## PROBLEM
Please write out the data that follows, word for word.

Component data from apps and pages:

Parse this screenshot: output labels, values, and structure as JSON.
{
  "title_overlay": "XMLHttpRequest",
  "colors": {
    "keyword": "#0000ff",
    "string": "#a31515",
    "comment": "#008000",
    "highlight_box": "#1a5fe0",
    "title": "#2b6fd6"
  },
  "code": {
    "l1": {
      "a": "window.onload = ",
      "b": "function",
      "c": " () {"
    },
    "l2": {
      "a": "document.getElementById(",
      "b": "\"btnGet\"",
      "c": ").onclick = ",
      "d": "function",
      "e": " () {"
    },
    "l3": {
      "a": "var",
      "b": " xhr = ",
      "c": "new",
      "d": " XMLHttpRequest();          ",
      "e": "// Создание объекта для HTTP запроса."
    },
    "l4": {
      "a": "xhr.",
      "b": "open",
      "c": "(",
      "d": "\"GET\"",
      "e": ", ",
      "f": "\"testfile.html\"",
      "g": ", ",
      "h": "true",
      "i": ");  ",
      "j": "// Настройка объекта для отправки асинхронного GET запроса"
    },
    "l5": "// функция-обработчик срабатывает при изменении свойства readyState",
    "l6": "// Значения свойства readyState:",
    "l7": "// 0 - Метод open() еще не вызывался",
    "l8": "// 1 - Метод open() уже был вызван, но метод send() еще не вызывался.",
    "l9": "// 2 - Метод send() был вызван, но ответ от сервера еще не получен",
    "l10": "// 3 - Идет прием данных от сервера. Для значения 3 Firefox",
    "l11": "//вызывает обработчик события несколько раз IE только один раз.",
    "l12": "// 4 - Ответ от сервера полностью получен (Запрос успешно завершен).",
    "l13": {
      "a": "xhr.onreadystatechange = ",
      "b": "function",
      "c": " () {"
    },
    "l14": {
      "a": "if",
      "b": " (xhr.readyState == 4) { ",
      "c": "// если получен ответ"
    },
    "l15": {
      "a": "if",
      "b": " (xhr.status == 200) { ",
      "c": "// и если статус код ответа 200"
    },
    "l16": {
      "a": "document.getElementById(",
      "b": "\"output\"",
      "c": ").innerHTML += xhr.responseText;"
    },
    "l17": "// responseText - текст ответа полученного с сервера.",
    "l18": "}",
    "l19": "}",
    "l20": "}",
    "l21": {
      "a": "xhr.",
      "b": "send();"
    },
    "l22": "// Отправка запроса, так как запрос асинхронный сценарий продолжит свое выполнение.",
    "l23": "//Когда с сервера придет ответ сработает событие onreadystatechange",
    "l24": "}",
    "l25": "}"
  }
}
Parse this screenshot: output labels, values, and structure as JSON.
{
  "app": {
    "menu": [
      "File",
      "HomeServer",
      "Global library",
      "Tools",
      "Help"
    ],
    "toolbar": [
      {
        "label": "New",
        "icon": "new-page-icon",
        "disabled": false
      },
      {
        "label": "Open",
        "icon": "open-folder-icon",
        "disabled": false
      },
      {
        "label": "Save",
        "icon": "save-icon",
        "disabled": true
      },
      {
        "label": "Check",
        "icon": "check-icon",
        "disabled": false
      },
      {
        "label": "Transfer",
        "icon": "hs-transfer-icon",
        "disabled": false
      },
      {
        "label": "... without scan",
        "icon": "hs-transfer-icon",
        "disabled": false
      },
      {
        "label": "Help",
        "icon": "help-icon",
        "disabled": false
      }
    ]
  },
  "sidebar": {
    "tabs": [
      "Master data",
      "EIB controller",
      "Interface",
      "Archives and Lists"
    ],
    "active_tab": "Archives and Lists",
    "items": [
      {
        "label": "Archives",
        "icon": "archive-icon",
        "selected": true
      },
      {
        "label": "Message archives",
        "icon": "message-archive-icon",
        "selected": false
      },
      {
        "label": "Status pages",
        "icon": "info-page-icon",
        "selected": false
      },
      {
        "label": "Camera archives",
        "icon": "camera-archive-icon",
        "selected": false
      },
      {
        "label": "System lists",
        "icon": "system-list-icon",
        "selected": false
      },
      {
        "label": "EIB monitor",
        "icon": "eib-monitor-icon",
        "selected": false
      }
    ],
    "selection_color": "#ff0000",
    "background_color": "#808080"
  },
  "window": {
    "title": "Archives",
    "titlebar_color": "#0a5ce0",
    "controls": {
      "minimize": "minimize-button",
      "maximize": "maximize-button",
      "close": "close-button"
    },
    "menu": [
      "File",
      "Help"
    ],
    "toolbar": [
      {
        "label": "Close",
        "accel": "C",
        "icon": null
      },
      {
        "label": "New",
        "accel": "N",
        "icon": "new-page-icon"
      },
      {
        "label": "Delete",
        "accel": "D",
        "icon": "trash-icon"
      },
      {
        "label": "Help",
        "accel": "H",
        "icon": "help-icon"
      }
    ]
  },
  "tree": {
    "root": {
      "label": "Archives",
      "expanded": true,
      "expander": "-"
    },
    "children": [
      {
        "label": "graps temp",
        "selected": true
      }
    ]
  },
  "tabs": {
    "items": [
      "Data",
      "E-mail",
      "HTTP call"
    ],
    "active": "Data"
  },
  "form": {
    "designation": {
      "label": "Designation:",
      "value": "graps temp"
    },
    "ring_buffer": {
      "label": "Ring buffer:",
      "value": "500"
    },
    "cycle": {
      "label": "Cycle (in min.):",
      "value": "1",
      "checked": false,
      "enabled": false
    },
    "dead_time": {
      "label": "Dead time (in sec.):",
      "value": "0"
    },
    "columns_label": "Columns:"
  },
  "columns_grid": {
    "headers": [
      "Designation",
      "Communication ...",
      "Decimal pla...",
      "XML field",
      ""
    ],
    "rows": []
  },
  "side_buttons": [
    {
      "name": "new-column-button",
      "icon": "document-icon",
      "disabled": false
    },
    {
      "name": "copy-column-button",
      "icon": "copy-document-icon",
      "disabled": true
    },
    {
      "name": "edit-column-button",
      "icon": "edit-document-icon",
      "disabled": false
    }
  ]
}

## ANSWER TO THE PROBLEM
Parse this screenshot: output labels, values, and structure as JSON.
{
  "title_overlay": "XMLHttpRequest",
  "colors": {
    "keyword": "#0000ff",
    "string": "#a31515",
    "comment": "#008000",
    "highlight_box": "#1a5fe0",
    "title": "#2b6fd6"
  },
  "code": {
    "l1": {
      "a": "window.onload = ",
      "b": "function",
      "c": " () {"
    },
    "l2": {
      "a": "document.getElementById(",
      "b": "\"btnGet\"",
      "c": ").onclick = ",
      "d": "function",
      "e": " () {"
    },
    "l3": {
      "a": "var",
      "b": " xhr = ",
      "c": "new",
      "d": " XMLHttpRequest();          ",
      "e": "// Создание объекта для HTTP запроса."
    },
    "l4": {
      "a": "xhr.",
      "b": "open",
      "c": "(",
      "d": "\"GET\"",
      "e": ", ",
      "f": "\"testfile.html\"",
      "g": ", ",
      "h": "true",
      "i": ");  ",
      "j": "// Настройка объекта для отправки асинхронного GET запроса"
    },
    "l5": "// функция-обработчик срабатывает при изменении свойства readyState",
    "l6": "// Значения свойства readyState:",
    "l7": "// 0 - Метод open() еще не вызывался",
    "l8": "// 1 - Метод open() уже был вызван, но метод send() еще не вызывался.",
    "l9": "// 2 - Метод send() был вызван, но ответ от сервера еще не получен",
    "l10": "// 3 - Идет прием данных от сервера. Для значения 3 Firefox",
    "l11": "//вызывает обработчик события несколько раз IE только один раз.",
    "l12": "// 4 - Ответ от сервера полностью получен (Запрос успешно завершен).",
    "l13": {
      "a": "xhr.onreadystatechange = ",
      "b": "function",
      "c": " () {"
    },
    "l14": {
      "a": "if",
      "b": " (xhr.readyState == 4) { ",
      "c": "// если получен ответ"
    },
    "l15": {
      "a": "if",
      "b": " (xhr.status == 200) { ",
      "c": "// и если статус код ответа 200"
    },
    "l16": {
      "a": "document.getElementById(",
      "b": "\"output\"",
      "c": ").innerHTML += xhr.responseText;"
    },
    "l17": "// responseText - текст ответа полученного с сервера.",
    "l18": "}",
    "l19": "}",
    "l20": "}",
    "l21": {
      "a": "xhr.",
      "b": "send();"
    },
    "l22": "// Отправка запроса, так как запрос асинхронный сценарий продолжит свое выполнение.",
    "l23": "//Когда с сервера придет ответ сработает событие onreadystatechange",
    "l24": "}",
    "l25": "}"
  }
}
Parse this screenshot: output labels, values, and structure as JSON.
{
  "app": {
    "menu": [
      "File",
      "HomeServer",
      "Global library",
      "Tools",
      "Help"
    ],
    "toolbar": [
      {
        "label": "New",
        "icon": "new-page-icon",
        "disabled": false
      },
      {
        "label": "Open",
        "icon": "open-folder-icon",
        "disabled": false
      },
      {
        "label": "Save",
        "icon": "save-icon",
        "disabled": true
      },
      {
        "label": "Check",
        "icon": "check-icon",
        "disabled": false
      },
      {
        "label": "Transfer",
        "icon": "hs-transfer-icon",
        "disabled": false
      },
      {
        "label": "... without scan",
        "icon": "hs-transfer-icon",
        "disabled": false
      },
      {
        "label": "Help",
        "icon": "help-icon",
        "disabled": false
      }
    ]
  },
  "sidebar": {
    "tabs": [
      "Master data",
      "EIB controller",
      "Interface",
      "Archives and Lists"
    ],
    "active_tab": "Archives and Lists",
    "items": [
      {
        "label": "Archives",
        "icon": "archive-icon",
        "selected": true
      },
      {
        "label": "Message archives",
        "icon": "message-archive-icon",
        "selected": false
      },
      {
        "label": "Status pages",
        "icon": "info-page-icon",
        "selected": false
      },
      {
        "label": "Camera archives",
        "icon": "camera-archive-icon",
        "selected": false
      },
      {
        "label": "System lists",
        "icon": "system-list-icon",
        "selected": false
      },
      {
        "label": "EIB monitor",
        "icon": "eib-monitor-icon",
        "selected": false
      }
    ],
    "selection_color": "#ff0000",
    "background_color": "#808080"
  },
  "window": {
    "title": "Archives",
    "titlebar_color": "#0a5ce0",
    "controls": {
      "minimize": "minimize-button",
      "maximize": "maximize-button",
      "close": "close-button"
    },
    "menu": [
      "File",
      "Help"
    ],
    "toolbar": [
      {
        "label": "Close",
        "accel": "C",
        "icon": null
      },
      {
        "label": "New",
        "accel": "N",
        "icon": "new-page-icon"
      },
      {
        "label": "Delete",
        "accel": "D",
        "icon": "trash-icon"
      },
      {
        "label": "Help",
        "accel": "H",
        "icon": "help-icon"
      }
    ]
  },
  "tree": {
    "root": {
      "label": "Archives",
      "expanded": true,
      "expander": "-"
    },
    "children": [
      {
        "label": "graps temp",
        "selected": true
      }
    ]
  },
  "tabs": {
    "items": [
      "Data",
      "E-mail",
      "HTTP call"
    ],
    "active": "Data"
  },
  "form": {
    "designation": {
      "label": "Designation:",
      "value": "graps temp"
    },
    "ring_buffer": {
      "label": "Ring buffer:",
      "value": "500"
    },
    "cycle": {
      "label": "Cycle (in min.):",
      "value": "1",
      "checked": false,
      "enabled": false
    },
    "dead_time": {
      "label": "Dead time (in sec.):",
      "value": "0"
    },
    "columns_label": "Columns:"
  },
  "columns_grid": {
    "headers": [
      "Designation",
      "Communication ...",
      "Decimal pla...",
      "XML field",
      ""
    ],
    "rows": []
  },
  "side_buttons": [
    {
      "name": "new-column-button",
      "icon": "document-icon",
      "disabled": false
    },
    {
      "name": "copy-column-button",
      "icon": "copy-document-icon",
      "disabled": true
    },
    {
      "name": "edit-column-button",
      "icon": "edit-document-icon",
      "disabled": false
    }
  ]
}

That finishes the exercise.